§ **Work task**
Repeat every record below, word for word.

[Web page and app entries]

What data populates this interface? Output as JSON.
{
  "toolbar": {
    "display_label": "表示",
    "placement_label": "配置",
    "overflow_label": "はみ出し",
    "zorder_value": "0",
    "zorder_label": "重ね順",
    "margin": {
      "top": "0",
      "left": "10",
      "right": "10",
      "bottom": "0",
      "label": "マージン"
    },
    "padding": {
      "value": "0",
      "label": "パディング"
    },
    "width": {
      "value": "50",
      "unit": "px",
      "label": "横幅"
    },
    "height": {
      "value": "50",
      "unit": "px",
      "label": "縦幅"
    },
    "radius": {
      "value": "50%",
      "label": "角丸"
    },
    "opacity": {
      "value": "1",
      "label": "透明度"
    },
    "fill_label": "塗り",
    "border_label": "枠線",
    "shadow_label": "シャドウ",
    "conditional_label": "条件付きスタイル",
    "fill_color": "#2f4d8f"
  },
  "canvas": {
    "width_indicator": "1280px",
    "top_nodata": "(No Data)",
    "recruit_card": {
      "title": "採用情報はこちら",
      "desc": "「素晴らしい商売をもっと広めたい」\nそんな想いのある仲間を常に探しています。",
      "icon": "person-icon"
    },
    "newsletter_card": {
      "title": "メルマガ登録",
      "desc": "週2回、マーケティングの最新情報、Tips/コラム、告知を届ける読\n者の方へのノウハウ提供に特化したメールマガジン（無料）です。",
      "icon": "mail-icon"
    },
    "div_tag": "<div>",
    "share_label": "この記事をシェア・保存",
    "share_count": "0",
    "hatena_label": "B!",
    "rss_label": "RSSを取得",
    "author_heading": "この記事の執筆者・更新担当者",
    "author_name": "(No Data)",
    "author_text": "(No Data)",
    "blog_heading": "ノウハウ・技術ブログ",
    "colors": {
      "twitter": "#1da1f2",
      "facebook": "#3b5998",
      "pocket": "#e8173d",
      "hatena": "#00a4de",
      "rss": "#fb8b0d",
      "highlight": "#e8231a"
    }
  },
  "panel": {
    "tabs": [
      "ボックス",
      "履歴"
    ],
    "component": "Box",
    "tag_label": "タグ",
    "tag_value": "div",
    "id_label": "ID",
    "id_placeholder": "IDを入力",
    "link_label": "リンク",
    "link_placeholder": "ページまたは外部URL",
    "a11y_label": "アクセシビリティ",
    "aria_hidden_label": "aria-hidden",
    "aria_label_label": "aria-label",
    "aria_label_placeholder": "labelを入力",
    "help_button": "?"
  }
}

§ **Result below**
What data populates this interface? Output as JSON.
{
  "toolbar": {
    "display_label": "表示",
    "placement_label": "配置",
    "overflow_label": "はみ出し",
    "zorder_value": "0",
    "zorder_label": "重ね順",
    "margin": {
      "top": "0",
      "left": "10",
      "right": "10",
      "bottom": "0",
      "label": "マージン"
    },
    "padding": {
      "value": "0",
      "label": "パディング"
    },
    "width": {
      "value": "50",
      "unit": "px",
      "label": "横幅"
    },
    "height": {
      "value": "50",
      "unit": "px",
      "label": "縦幅"
    },
    "radius": {
      "value": "50%",
      "label": "角丸"
    },
    "opacity": {
      "value": "1",
      "label": "透明度"
    },
    "fill_label": "塗り",
    "border_label": "枠線",
    "shadow_label": "シャドウ",
    "conditional_label": "条件付きスタイル",
    "fill_color": "#2f4d8f"
  },
  "canvas": {
    "width_indicator": "1280px",
    "top_nodata": "(No Data)",
    "recruit_card": {
      "title": "採用情報はこちら",
      "desc": "「素晴らしい商売をもっと広めたい」\nそんな想いのある仲間を常に探しています。",
      "icon": "person-icon"
    },
    "newsletter_card": {
      "title": "メルマガ登録",
      "desc": "週2回、マーケティングの最新情報、Tips/コラム、告知を届ける読\n者の方へのノウハウ提供に特化したメールマガジン（無料）です。",
      "icon": "mail-icon"
    },
    "div_tag": "<div>",
    "share_label": "この記事をシェア・保存",
    "share_count": "0",
    "hatena_label": "B!",
    "rss_label": "RSSを取得",
    "author_heading": "この記事の執筆者・更新担当者",
    "author_name": "(No Data)",
    "author_text": "(No Data)",
    "blog_heading": "ノウハウ・技術ブログ",
    "colors": {
      "twitter": "#1da1f2",
      "facebook": "#3b5998",
      "pocket": "#e8173d",
      "hatena": "#00a4de",
      "rss": "#fb8b0d",
      "highlight": "#e8231a"
    }
  },
  "panel": {
    "tabs": [
      "ボックス",
      "履歴"
    ],
    "component": "Box",
    "tag_label": "タグ",
    "tag_value": "div",
    "id_label": "ID",
    "id_placeholder": "IDを入力",
    "link_label": "リンク",
    "link_placeholder": "ページまたは外部URL",
    "a11y_label": "アクセシビリティ",
    "aria_hidden_label": "aria-hidden",
    "aria_label_label": "aria-label",
    "aria_label_placeholder": "labelを入力",
    "help_button": "?"
  }
}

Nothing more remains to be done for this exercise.